# Material for this task:
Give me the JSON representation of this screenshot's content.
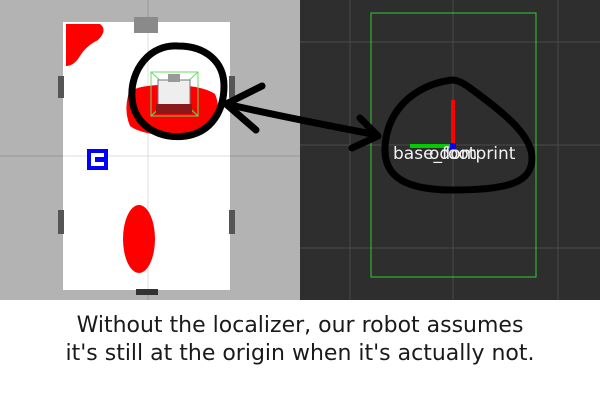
{
  "caption": {
    "line1": "Without the localizer, our robot assumes",
    "line2": "it's still at the origin when it's actually not."
  },
  "rviz": {
    "frame_label": "base_footprint",
    "frame_label_overlap": "odom"
  },
  "colors": {
    "sim_background": "#b3b3b3",
    "map_floor": "#ffffff",
    "obstacle": "#ff0000",
    "marker": "#0000ff",
    "rviz_background": "#2e2e2e",
    "rviz_grid": "#4a4a4a",
    "bounds_outline": "#33cc33",
    "axis_x": "#ff0000",
    "axis_y": "#00cc00",
    "axis_z": "#0000ff",
    "annotation_ink": "#000000"
  }
}
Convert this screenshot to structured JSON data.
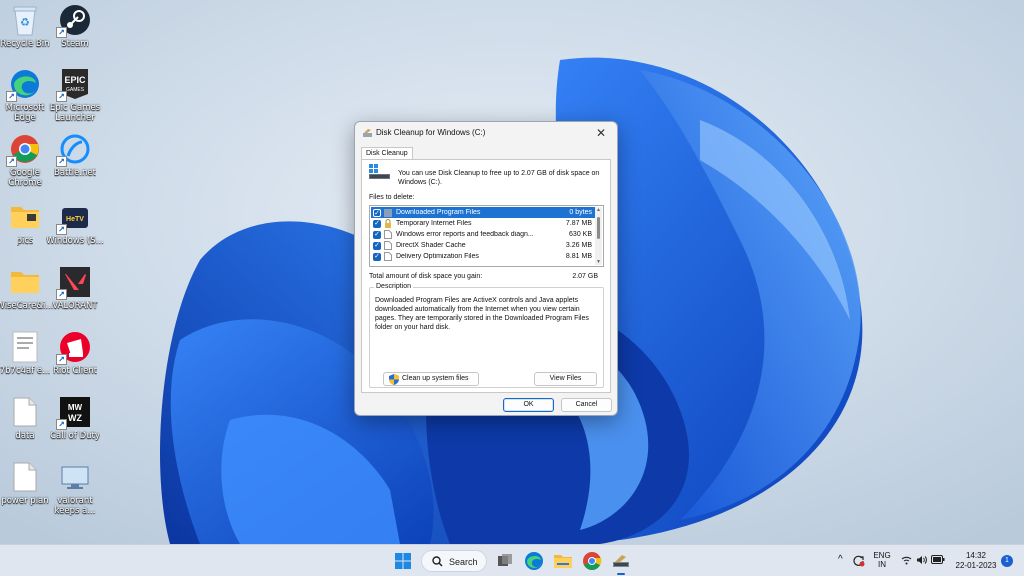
{
  "desktop": {
    "icons": [
      {
        "label": "Recycle Bin",
        "icon": "recycle-bin-icon"
      },
      {
        "label": "Steam",
        "icon": "steam-icon"
      },
      {
        "label": "Microsoft Edge",
        "icon": "edge-icon"
      },
      {
        "label": "Epic Games Launcher",
        "icon": "epic-games-icon"
      },
      {
        "label": "Google Chrome",
        "icon": "chrome-icon"
      },
      {
        "label": "Battle.net",
        "icon": "battlenet-icon"
      },
      {
        "label": "pics",
        "icon": "folder-icon"
      },
      {
        "label": "Windows (S...",
        "icon": "hellotv-app-icon"
      },
      {
        "label": "WiseCare&i...",
        "icon": "folder-icon"
      },
      {
        "label": "VALORANT",
        "icon": "valorant-icon"
      },
      {
        "label": "7b7c4af e...",
        "icon": "document-thumbnail-icon"
      },
      {
        "label": "Riot Client",
        "icon": "riot-client-icon"
      },
      {
        "label": "data",
        "icon": "text-file-icon"
      },
      {
        "label": "Call of Duty",
        "icon": "call-of-duty-icon"
      },
      {
        "label": "power plan",
        "icon": "text-file-icon"
      },
      {
        "label": "valorant keeps a...",
        "icon": "monitor-image-icon"
      }
    ]
  },
  "dialog": {
    "title": "Disk Cleanup for Windows (C:)",
    "close_glyph": "✕",
    "tab_label": "Disk Cleanup",
    "intro": "You can use Disk Cleanup to free up to 2.07 GB of disk space on Windows (C:).",
    "files_label": "Files to delete:",
    "files": [
      {
        "name": "Downloaded Program Files",
        "size": "0 bytes",
        "checked": true,
        "selected": true,
        "icon": "folder-icon"
      },
      {
        "name": "Temporary Internet Files",
        "size": "7.87 MB",
        "checked": true,
        "selected": false,
        "icon": "lock-icon"
      },
      {
        "name": "Windows error reports and feedback diagn...",
        "size": "630 KB",
        "checked": true,
        "selected": false,
        "icon": "file-icon"
      },
      {
        "name": "DirectX Shader Cache",
        "size": "3.26 MB",
        "checked": true,
        "selected": false,
        "icon": "file-icon"
      },
      {
        "name": "Delivery Optimization Files",
        "size": "8.81 MB",
        "checked": true,
        "selected": false,
        "icon": "file-icon"
      }
    ],
    "check_glyph": "✓",
    "total_label": "Total amount of disk space you gain:",
    "total_value": "2.07 GB",
    "description_legend": "Description",
    "description": "Downloaded Program Files are ActiveX controls and Java applets downloaded automatically from the Internet when you view certain pages. They are temporarily stored in the Downloaded Program Files folder on your hard disk.",
    "cleanup_button": "Clean up system files",
    "view_files_button": "View Files",
    "ok_button": "OK",
    "cancel_button": "Cancel"
  },
  "taskbar": {
    "search_label": "Search",
    "language": "ENG",
    "region": "IN",
    "time": "14:32",
    "date": "22-01-2023",
    "notification_count": "1",
    "accent_color": "#1a5fd0"
  }
}
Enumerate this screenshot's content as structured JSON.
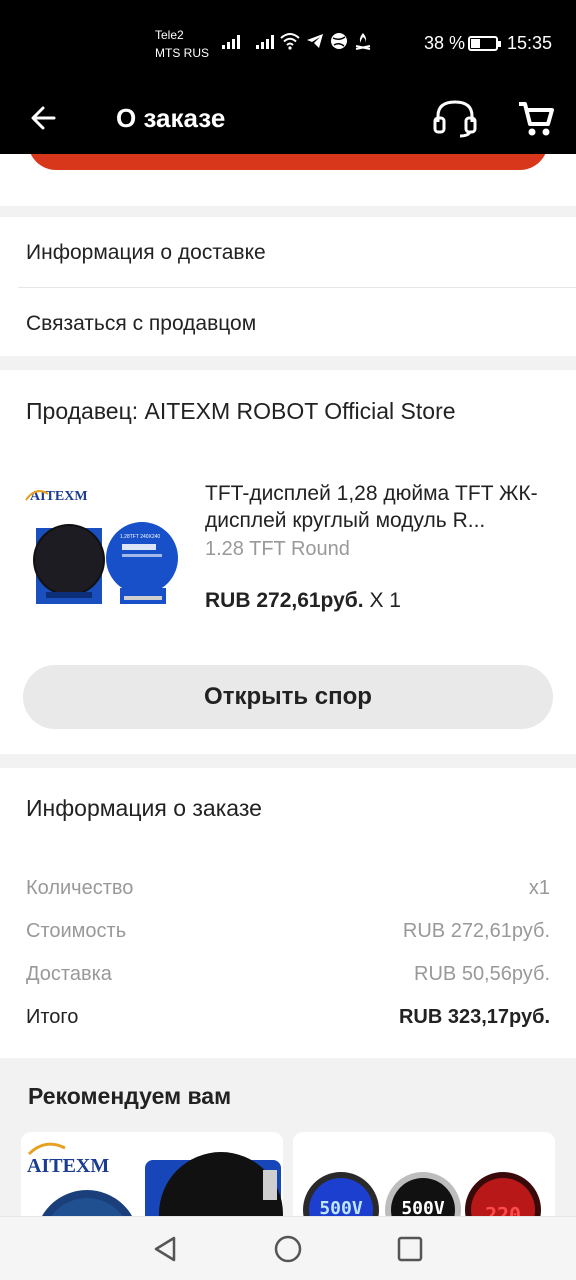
{
  "status": {
    "carrier1": "Tele2",
    "carrier2": "MTS RUS",
    "battery_text": "38 %",
    "battery_level": 0.38,
    "time": "15:35"
  },
  "header": {
    "title": "О заказе",
    "icons": [
      "back-arrow-icon",
      "headset-icon",
      "cart-icon"
    ]
  },
  "links": {
    "delivery_info": "Информация о доставке",
    "contact_seller": "Связаться с продавцом"
  },
  "seller": {
    "label": "Продавец: AITEXM ROBOT Official Store",
    "logo_text": "AITEXM"
  },
  "product": {
    "title": "TFT-дисплей 1,28 дюйма TFT ЖК-дисплей круглый модуль R...",
    "variant": "1.28 TFT Round",
    "price": "RUB 272,61руб.",
    "qty": "X 1"
  },
  "dispute_button": "Открыть спор",
  "order_info": {
    "title": "Информация о заказе",
    "rows": [
      {
        "label": "Количество",
        "value": "x1"
      },
      {
        "label": "Стоимость",
        "value": "RUB 272,61руб."
      },
      {
        "label": "Доставка",
        "value": "RUB 50,56руб."
      }
    ],
    "total": {
      "label": "Итого",
      "value": "RUB 323,17руб."
    }
  },
  "recommend": {
    "title": "Рекомендуем вам",
    "card1_logo": "AITEXM",
    "card2_readings": [
      "500V",
      "500V",
      "220"
    ]
  },
  "colors": {
    "accent": "#d9371c",
    "appbar": "#000000"
  }
}
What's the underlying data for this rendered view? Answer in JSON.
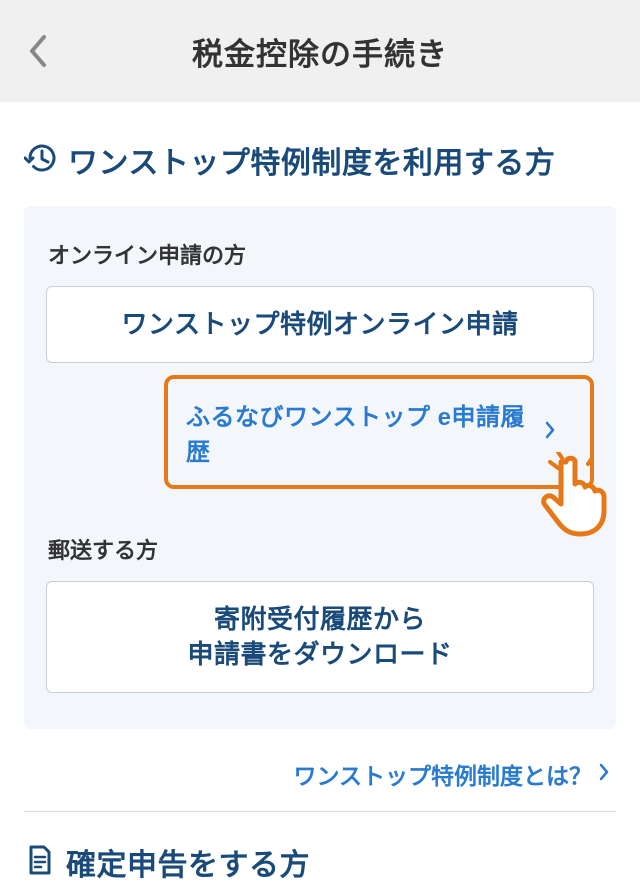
{
  "header": {
    "title": "税金控除の手続き"
  },
  "section1": {
    "heading": "ワンストップ特例制度を利用する方",
    "online_label": "オンライン申請の方",
    "online_button": "ワンストップ特例オンライン申請",
    "history_link": "ふるなびワンストップ e申請履歴",
    "mail_label": "郵送する方",
    "mail_button": "寄附受付履歴から\n申請書をダウンロード",
    "info_link": "ワンストップ特例制度とは？"
  },
  "section2": {
    "heading": "確定申告をする方"
  }
}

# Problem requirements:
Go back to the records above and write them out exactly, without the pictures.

# Solution for this problem:
Give me the JSON representation of this screenshot's content.
{
  "caption": {
    "line1": "Without the localizer, our robot assumes",
    "line2": "it's still at the origin when it's actually not."
  },
  "rviz": {
    "frame_label": "base_footprint",
    "frame_label_overlap": "odom"
  },
  "colors": {
    "sim_background": "#b3b3b3",
    "map_floor": "#ffffff",
    "obstacle": "#ff0000",
    "marker": "#0000ff",
    "rviz_background": "#2e2e2e",
    "rviz_grid": "#4a4a4a",
    "bounds_outline": "#33cc33",
    "axis_x": "#ff0000",
    "axis_y": "#00cc00",
    "axis_z": "#0000ff",
    "annotation_ink": "#000000"
  }
}
Convert this screenshot to structured JSON data.
{
  "desktop": {
    "icons": [
      {
        "label": "Recycle Bin",
        "icon": "recycle-bin-icon"
      },
      {
        "label": "Steam",
        "icon": "steam-icon"
      },
      {
        "label": "Microsoft Edge",
        "icon": "edge-icon"
      },
      {
        "label": "Epic Games Launcher",
        "icon": "epic-games-icon"
      },
      {
        "label": "Google Chrome",
        "icon": "chrome-icon"
      },
      {
        "label": "Battle.net",
        "icon": "battlenet-icon"
      },
      {
        "label": "pics",
        "icon": "folder-icon"
      },
      {
        "label": "Windows (S...",
        "icon": "hellotv-app-icon"
      },
      {
        "label": "WiseCare&i...",
        "icon": "folder-icon"
      },
      {
        "label": "VALORANT",
        "icon": "valorant-icon"
      },
      {
        "label": "7b7c4af e...",
        "icon": "document-thumbnail-icon"
      },
      {
        "label": "Riot Client",
        "icon": "riot-client-icon"
      },
      {
        "label": "data",
        "icon": "text-file-icon"
      },
      {
        "label": "Call of Duty",
        "icon": "call-of-duty-icon"
      },
      {
        "label": "power plan",
        "icon": "text-file-icon"
      },
      {
        "label": "valorant keeps a...",
        "icon": "monitor-image-icon"
      }
    ]
  },
  "dialog": {
    "title": "Disk Cleanup for Windows (C:)",
    "close_glyph": "✕",
    "tab_label": "Disk Cleanup",
    "intro": "You can use Disk Cleanup to free up to 2.07 GB of disk space on Windows (C:).",
    "files_label": "Files to delete:",
    "files": [
      {
        "name": "Downloaded Program Files",
        "size": "0 bytes",
        "checked": true,
        "selected": true,
        "icon": "folder-icon"
      },
      {
        "name": "Temporary Internet Files",
        "size": "7.87 MB",
        "checked": true,
        "selected": false,
        "icon": "lock-icon"
      },
      {
        "name": "Windows error reports and feedback diagn...",
        "size": "630 KB",
        "checked": true,
        "selected": false,
        "icon": "file-icon"
      },
      {
        "name": "DirectX Shader Cache",
        "size": "3.26 MB",
        "checked": true,
        "selected": false,
        "icon": "file-icon"
      },
      {
        "name": "Delivery Optimization Files",
        "size": "8.81 MB",
        "checked": true,
        "selected": false,
        "icon": "file-icon"
      }
    ],
    "check_glyph": "✓",
    "total_label": "Total amount of disk space you gain:",
    "total_value": "2.07 GB",
    "description_legend": "Description",
    "description": "Downloaded Program Files are ActiveX controls and Java applets downloaded automatically from the Internet when you view certain pages. They are temporarily stored in the Downloaded Program Files folder on your hard disk.",
    "cleanup_button": "Clean up system files",
    "view_files_button": "View Files",
    "ok_button": "OK",
    "cancel_button": "Cancel"
  },
  "taskbar": {
    "search_label": "Search",
    "language": "ENG",
    "region": "IN",
    "time": "14:32",
    "date": "22-01-2023",
    "notification_count": "1",
    "accent_color": "#1a5fd0"
  }
}
Enumerate this screenshot's content as structured JSON.
{
  "status": {
    "carrier1": "Tele2",
    "carrier2": "MTS RUS",
    "battery_text": "38 %",
    "battery_level": 0.38,
    "time": "15:35"
  },
  "header": {
    "title": "О заказе",
    "icons": [
      "back-arrow-icon",
      "headset-icon",
      "cart-icon"
    ]
  },
  "links": {
    "delivery_info": "Информация о доставке",
    "contact_seller": "Связаться с продавцом"
  },
  "seller": {
    "label": "Продавец: AITEXM ROBOT Official Store",
    "logo_text": "AITEXM"
  },
  "product": {
    "title": "TFT-дисплей 1,28 дюйма TFT ЖК-дисплей круглый модуль R...",
    "variant": "1.28 TFT Round",
    "price": "RUB 272,61руб.",
    "qty": "X 1"
  },
  "dispute_button": "Открыть спор",
  "order_info": {
    "title": "Информация о заказе",
    "rows": [
      {
        "label": "Количество",
        "value": "x1"
      },
      {
        "label": "Стоимость",
        "value": "RUB 272,61руб."
      },
      {
        "label": "Доставка",
        "value": "RUB 50,56руб."
      }
    ],
    "total": {
      "label": "Итого",
      "value": "RUB 323,17руб."
    }
  },
  "recommend": {
    "title": "Рекомендуем вам",
    "card1_logo": "AITEXM",
    "card2_readings": [
      "500V",
      "500V",
      "220"
    ]
  },
  "colors": {
    "accent": "#d9371c",
    "appbar": "#000000"
  }
}
What's the underlying data for this rendered view? Answer in JSON.
{
  "header": {
    "title": "税金控除の手続き"
  },
  "section1": {
    "heading": "ワンストップ特例制度を利用する方",
    "online_label": "オンライン申請の方",
    "online_button": "ワンストップ特例オンライン申請",
    "history_link": "ふるなびワンストップ e申請履歴",
    "mail_label": "郵送する方",
    "mail_button": "寄附受付履歴から\n申請書をダウンロード",
    "info_link": "ワンストップ特例制度とは？"
  },
  "section2": {
    "heading": "確定申告をする方"
  }
}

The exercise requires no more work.